As we head into the holiday period, we thought it would be useful to recap on a number of thought leadership and financial reporting matters that we expect will impact Real Estate structures for the coming year end.
COVID-19 Illustrative disclosures – Real Estate
KPMG have published a supplemental guide to financial statements that includes guidance specifically relevant to real estate companies/funds. In particular, the illustrative examples provide example disclosures which may assist preparers in making appropriate disclosures relating to the valuation and rent changes in the current environment.
Auditing ISA 540 : Estimates
While the implications of auditing standards rarely impact our clients, this new standard impacts both auditors and clients. The revisions to ISA (UK) 540 (Revised) will have significant implications for administrators, financial controllers and management responsible for financial statement preparation and the determination of accounting estimates.
The new standard is applicable to periods commencing on or after 15 December 2019 and in most instances will impact years ended 31 December 2020.
The new standard will require auditors to focus on managements consideration of controls over the estimation process, which includes property valuations.

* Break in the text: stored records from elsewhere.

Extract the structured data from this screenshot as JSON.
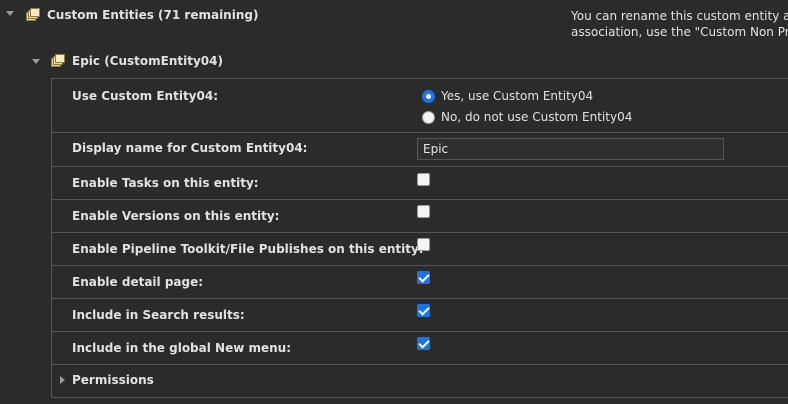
{
  "section": {
    "title": "Custom Entities (71 remaining)",
    "help_line1": "You can rename this custom entity and",
    "help_line2": "association, use the \"Custom Non Project"
  },
  "entity": {
    "title": "Epic (CustomEntity04)"
  },
  "form": {
    "use_label": "Use Custom Entity04:",
    "use_yes": "Yes, use Custom Entity04",
    "use_no": "No, do not use Custom Entity04",
    "use_selected": "yes",
    "display_name_label": "Display name for Custom Entity04:",
    "display_name_value": "Epic",
    "rows": [
      {
        "label": "Enable Tasks on this entity:",
        "checked": false
      },
      {
        "label": "Enable Versions on this entity:",
        "checked": false
      },
      {
        "label": "Enable Pipeline Toolkit/File Publishes on this entity:",
        "checked": false
      },
      {
        "label": "Enable detail page:",
        "checked": true
      },
      {
        "label": "Include in Search results:",
        "checked": true
      },
      {
        "label": "Include in the global New menu:",
        "checked": true
      }
    ],
    "permissions_label": "Permissions"
  },
  "colors": {
    "accent": "#1a73e8",
    "background": "#2b2b2b",
    "border": "#555555"
  }
}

Some examples of the impact on management of entities and expected interactions with auditors will include:
We expect one outcome of this change will also be more findings on controls which either are not in place or evidenced during the valuation process.
IFRS 16 Leases - The landlord perspective

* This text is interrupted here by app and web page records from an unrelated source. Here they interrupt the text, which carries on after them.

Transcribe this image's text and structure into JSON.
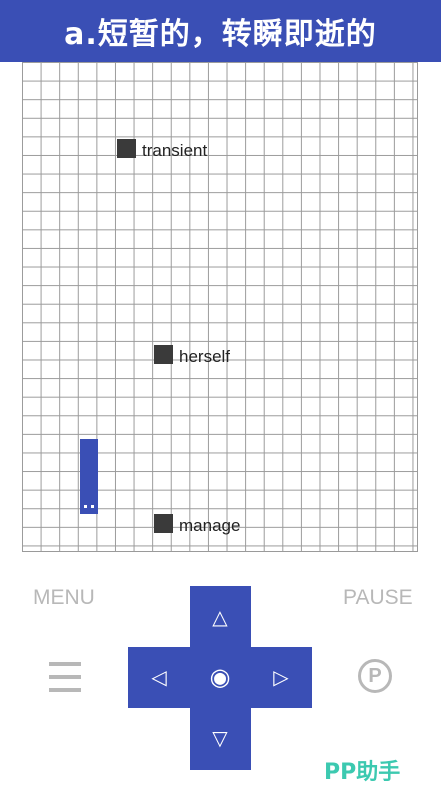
{
  "header": {
    "title": "a.短暂的，转瞬即逝的"
  },
  "words": [
    {
      "text": "transient"
    },
    {
      "text": "herself"
    },
    {
      "text": "manage"
    }
  ],
  "controls": {
    "menu_label": "MENU",
    "pause_label": "PAUSE",
    "pause_icon_glyph": "P",
    "up": "△",
    "down": "▽",
    "left": "◁",
    "right": "▷",
    "center": "◉"
  },
  "watermark": "PP助手",
  "colors": {
    "accent": "#3a4fb5",
    "block": "#3a3a3a",
    "control_gray": "#b8b8b8",
    "watermark": "#3cc9b0"
  }
}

Landlords found much that was familiar in IFRS 16 Leases. But some things have changed. And the impact of the COVID-19 coronavirus pandemic has meant that landlords have been dealing with unprecedented levels of defaults, rent concessions and other lease modifications.
Our Real estate leases – The landlord perspective publication covers key areas of IFRS 16 that are particularly relevant to landlords in real estate leases. Each section is illustrated with examples based on real-life terms and conditions.
US GAAP - Facing COVID-19 challenges
In 2020, nothing in the world was left untouched by the effects of COVID-19, including the standard-setting agenda. After more than five years of unprecedented accounting change under both IFRS Standards and US GAAP, timelines were extended, and the International Accounting Standards Board and the FASB provided targeted guidance offering some accounting relief.
As the 2020 reliefs continue to demonstrate, the effective dates of requirements play a key role in understanding the GAAP differences at any particular point in time.
The new edition of our comparison of IFRS Standards and US GAAP highlights the key differences between the two frameworks, based on 2020 calendar year ends.
If you're a preparer, it may help you to identify areas to emphasise in your financial statements; if you're a user, it may help you spot areas to focus on in your dialogue with preparers.
Focus on improving disclosures
Measuring fair value can present significant challenges for preparers of financial statements, particularly because it involves using judgement and estimation.
Fair value measurement is an area in which IFRS Standards and US GAAP are substantially converged. However, recent changes to certain fair value disclosure requirements under US GAAP have created some further differences.
The International Accounting Standards Board’s Disclosure Initiative project may provide an opportunity to bridge that gap, with proposed amendments to the IFRS 13 disclosure requirements expected in 2020.
In the meantime, we are pleased to share our insight and practical guidance to help you apply the new disclosure requirements and understand the key differences between IFRS Standards and US GAAP in our fourth edition of Fair Value Measurement: Questions and Answers.
If you wish to discuss any of these publications or your fund or structure, please do not hesitate to contact us.
Your guide to applying fair value measurement requirements under both IFRS® Standards and US GAAP.
Your guide to applying fair value measurement requirements under both IFRS® Standards and